[Page and application data records]
=== Section Start ===

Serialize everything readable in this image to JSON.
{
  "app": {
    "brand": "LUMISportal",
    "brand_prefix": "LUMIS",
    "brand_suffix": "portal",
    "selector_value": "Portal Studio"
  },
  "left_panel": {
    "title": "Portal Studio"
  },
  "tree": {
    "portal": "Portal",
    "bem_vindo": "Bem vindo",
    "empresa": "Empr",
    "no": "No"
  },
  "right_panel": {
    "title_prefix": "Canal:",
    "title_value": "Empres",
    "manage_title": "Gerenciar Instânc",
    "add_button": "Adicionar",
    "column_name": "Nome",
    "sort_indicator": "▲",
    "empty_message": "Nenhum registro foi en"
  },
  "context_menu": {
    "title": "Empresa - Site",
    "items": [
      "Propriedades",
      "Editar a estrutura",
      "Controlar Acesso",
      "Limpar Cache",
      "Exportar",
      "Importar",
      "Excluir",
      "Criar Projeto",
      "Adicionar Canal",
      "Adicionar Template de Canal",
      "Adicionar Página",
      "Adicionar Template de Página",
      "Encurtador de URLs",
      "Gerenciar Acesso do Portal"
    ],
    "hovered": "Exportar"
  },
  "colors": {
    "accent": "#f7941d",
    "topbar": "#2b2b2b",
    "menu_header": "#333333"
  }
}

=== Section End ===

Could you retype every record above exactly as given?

Serialize everything readable in this image to JSON.
{
  "app": {
    "brand": "LUMISportal",
    "brand_prefix": "LUMIS",
    "brand_suffix": "portal",
    "selector_value": "Portal Studio"
  },
  "left_panel": {
    "title": "Portal Studio"
  },
  "tree": {
    "portal": "Portal",
    "bem_vindo": "Bem vindo",
    "empresa": "Empr",
    "no": "No"
  },
  "right_panel": {
    "title_prefix": "Canal:",
    "title_value": "Empres",
    "manage_title": "Gerenciar Instânc",
    "add_button": "Adicionar",
    "column_name": "Nome",
    "sort_indicator": "▲",
    "empty_message": "Nenhum registro foi en"
  },
  "context_menu": {
    "title": "Empresa - Site",
    "items": [
      "Propriedades",
      "Editar a estrutura",
      "Controlar Acesso",
      "Limpar Cache",
      "Exportar",
      "Importar",
      "Excluir",
      "Criar Projeto",
      "Adicionar Canal",
      "Adicionar Template de Canal",
      "Adicionar Página",
      "Adicionar Template de Página",
      "Encurtador de URLs",
      "Gerenciar Acesso do Portal"
    ],
    "hovered": "Exportar"
  },
  "colors": {
    "accent": "#f7941d",
    "topbar": "#2b2b2b",
    "menu_header": "#333333"
  }
}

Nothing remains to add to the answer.